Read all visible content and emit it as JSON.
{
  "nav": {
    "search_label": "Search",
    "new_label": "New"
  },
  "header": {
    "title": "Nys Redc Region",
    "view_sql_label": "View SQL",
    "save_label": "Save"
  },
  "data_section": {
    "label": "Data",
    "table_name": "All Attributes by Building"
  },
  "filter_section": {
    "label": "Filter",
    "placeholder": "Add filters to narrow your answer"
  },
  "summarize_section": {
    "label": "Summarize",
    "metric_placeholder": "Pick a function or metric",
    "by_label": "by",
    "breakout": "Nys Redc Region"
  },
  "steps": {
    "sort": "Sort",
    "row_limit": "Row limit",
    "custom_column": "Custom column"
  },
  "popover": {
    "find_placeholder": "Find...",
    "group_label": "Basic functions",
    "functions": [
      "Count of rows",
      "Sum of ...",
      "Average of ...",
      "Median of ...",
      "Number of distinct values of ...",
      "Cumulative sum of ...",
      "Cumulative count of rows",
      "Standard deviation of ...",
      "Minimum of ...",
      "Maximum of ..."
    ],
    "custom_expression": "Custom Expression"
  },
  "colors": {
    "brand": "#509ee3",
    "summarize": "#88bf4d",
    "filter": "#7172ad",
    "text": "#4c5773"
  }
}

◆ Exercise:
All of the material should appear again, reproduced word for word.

◆ Written reply:
Read all visible content and emit it as JSON.
{
  "nav": {
    "search_label": "Search",
    "new_label": "New"
  },
  "header": {
    "title": "Nys Redc Region",
    "view_sql_label": "View SQL",
    "save_label": "Save"
  },
  "data_section": {
    "label": "Data",
    "table_name": "All Attributes by Building"
  },
  "filter_section": {
    "label": "Filter",
    "placeholder": "Add filters to narrow your answer"
  },
  "summarize_section": {
    "label": "Summarize",
    "metric_placeholder": "Pick a function or metric",
    "by_label": "by",
    "breakout": "Nys Redc Region"
  },
  "steps": {
    "sort": "Sort",
    "row_limit": "Row limit",
    "custom_column": "Custom column"
  },
  "popover": {
    "find_placeholder": "Find...",
    "group_label": "Basic functions",
    "functions": [
      "Count of rows",
      "Sum of ...",
      "Average of ...",
      "Median of ...",
      "Number of distinct values of ...",
      "Cumulative sum of ...",
      "Cumulative count of rows",
      "Standard deviation of ...",
      "Minimum of ...",
      "Maximum of ..."
    ],
    "custom_expression": "Custom Expression"
  },
  "colors": {
    "brand": "#509ee3",
    "summarize": "#88bf4d",
    "filter": "#7172ad",
    "text": "#4c5773"
  }
}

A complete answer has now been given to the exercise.